Images embedded in the records are excluded; print everything else exactly as given.

TASK INPUT Start Marker

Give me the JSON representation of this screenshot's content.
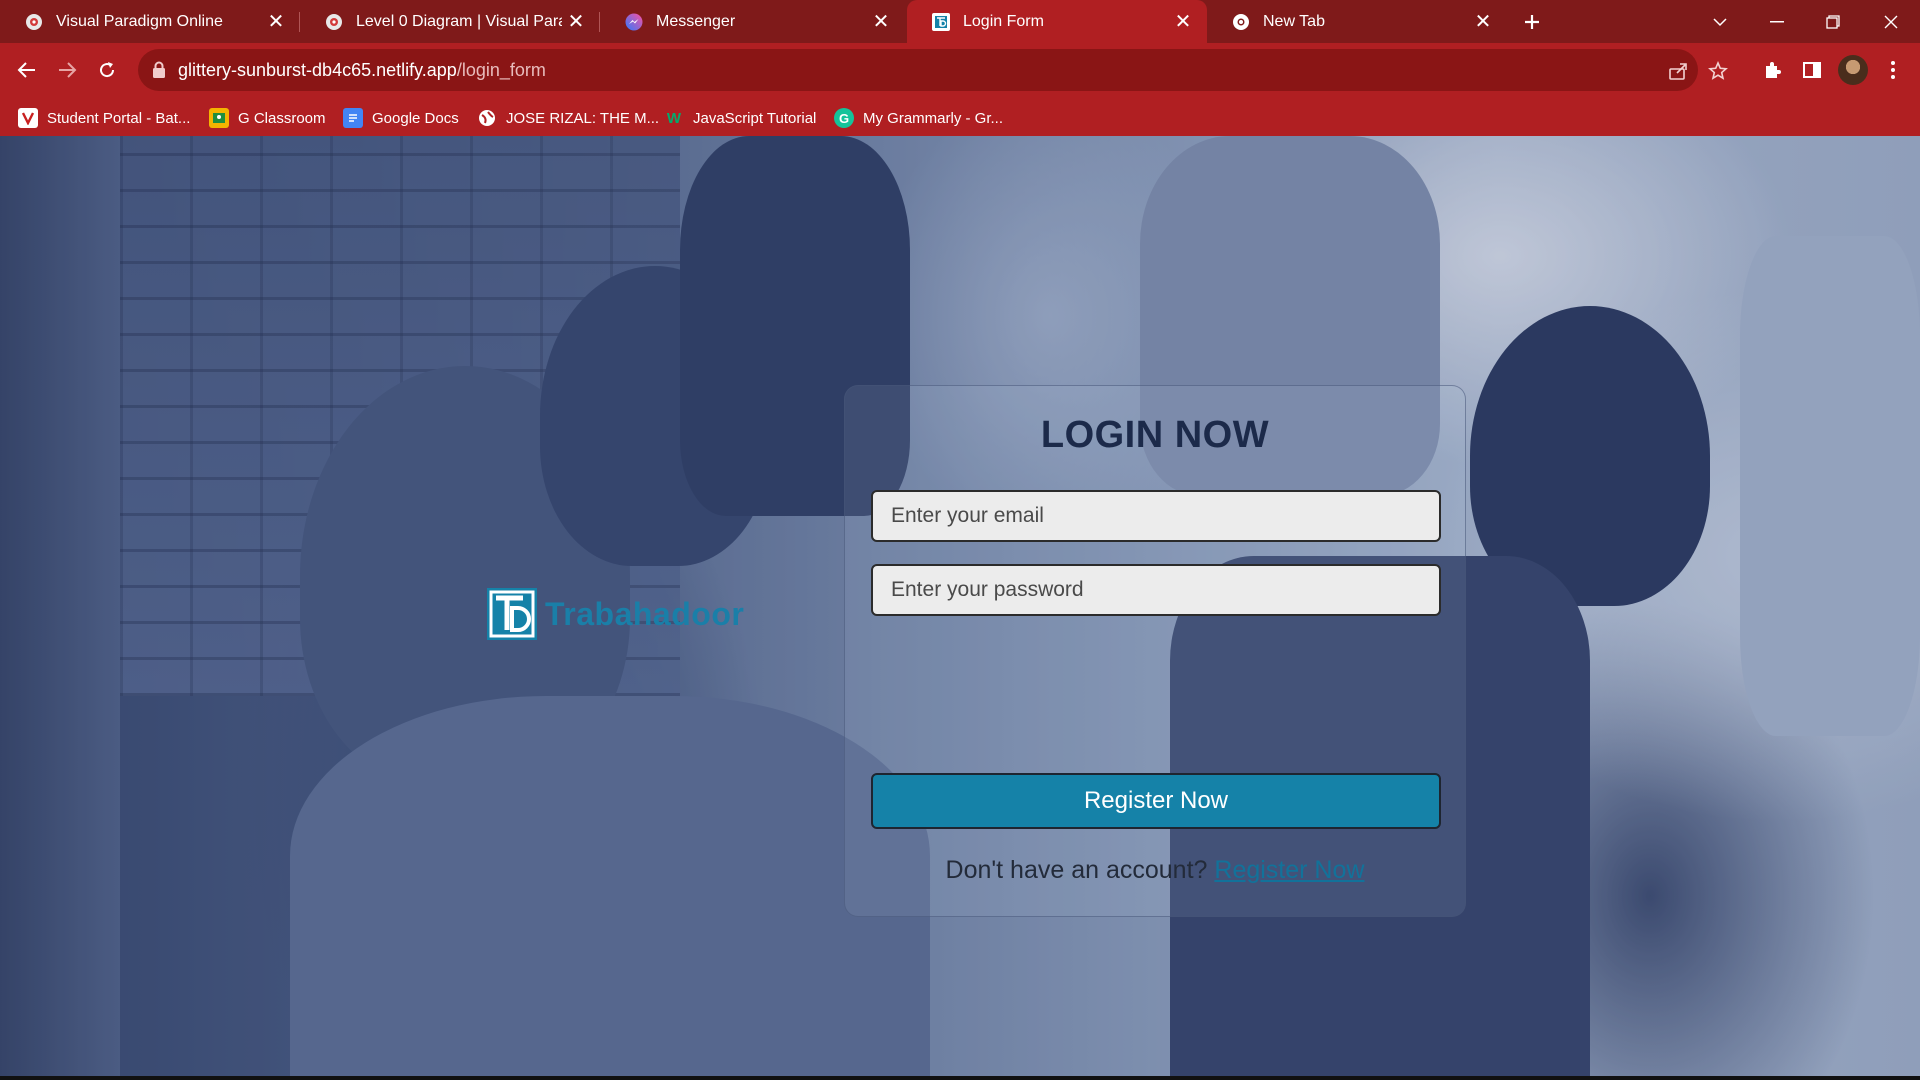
{
  "tabs": [
    {
      "title": "Visual Paradigm Online",
      "icon": "visual-paradigm-icon",
      "active": false
    },
    {
      "title": "Level 0 Diagram | Visual Paradigm",
      "icon": "visual-paradigm-icon",
      "active": false
    },
    {
      "title": "Messenger",
      "icon": "messenger-icon",
      "active": false
    },
    {
      "title": "Login Form",
      "icon": "trabahadoor-icon",
      "active": true
    },
    {
      "title": "New Tab",
      "icon": "chrome-icon",
      "active": false
    }
  ],
  "address_bar": {
    "domain": "glittery-sunburst-db4c65.netlify.app",
    "path": "/login_form"
  },
  "bookmarks": [
    {
      "label": "Student Portal - Bat...",
      "icon": "student-portal-icon"
    },
    {
      "label": "G Classroom",
      "icon": "classroom-icon"
    },
    {
      "label": "Google Docs",
      "icon": "docs-icon"
    },
    {
      "label": "JOSE RIZAL: THE M...",
      "icon": "globe-icon"
    },
    {
      "label": "JavaScript Tutorial",
      "icon": "w3schools-icon"
    },
    {
      "label": "My Grammarly - Gr...",
      "icon": "grammarly-icon"
    }
  ],
  "brand": {
    "name": "Trabahadoor"
  },
  "login": {
    "title": "LOGIN NOW",
    "email_placeholder": "Enter your email",
    "password_placeholder": "Enter your password",
    "submit_label": "Register Now",
    "footer_text": "Don't have an account?",
    "footer_link": "Register Now"
  },
  "colors": {
    "tabbar": "#7f1a1a",
    "toolbar": "#b01f22",
    "button": "#1582a8",
    "brand": "#1a7fa8"
  }
}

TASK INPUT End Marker

» EXERCISE ANSWER
Give me the JSON representation of this screenshot's content.
{
  "tabs": [
    {
      "title": "Visual Paradigm Online",
      "icon": "visual-paradigm-icon",
      "active": false
    },
    {
      "title": "Level 0 Diagram | Visual Paradigm",
      "icon": "visual-paradigm-icon",
      "active": false
    },
    {
      "title": "Messenger",
      "icon": "messenger-icon",
      "active": false
    },
    {
      "title": "Login Form",
      "icon": "trabahadoor-icon",
      "active": true
    },
    {
      "title": "New Tab",
      "icon": "chrome-icon",
      "active": false
    }
  ],
  "address_bar": {
    "domain": "glittery-sunburst-db4c65.netlify.app",
    "path": "/login_form"
  },
  "bookmarks": [
    {
      "label": "Student Portal - Bat...",
      "icon": "student-portal-icon"
    },
    {
      "label": "G Classroom",
      "icon": "classroom-icon"
    },
    {
      "label": "Google Docs",
      "icon": "docs-icon"
    },
    {
      "label": "JOSE RIZAL: THE M...",
      "icon": "globe-icon"
    },
    {
      "label": "JavaScript Tutorial",
      "icon": "w3schools-icon"
    },
    {
      "label": "My Grammarly - Gr...",
      "icon": "grammarly-icon"
    }
  ],
  "brand": {
    "name": "Trabahadoor"
  },
  "login": {
    "title": "LOGIN NOW",
    "email_placeholder": "Enter your email",
    "password_placeholder": "Enter your password",
    "submit_label": "Register Now",
    "footer_text": "Don't have an account?",
    "footer_link": "Register Now"
  },
  "colors": {
    "tabbar": "#7f1a1a",
    "toolbar": "#b01f22",
    "button": "#1582a8",
    "brand": "#1a7fa8"
  }
}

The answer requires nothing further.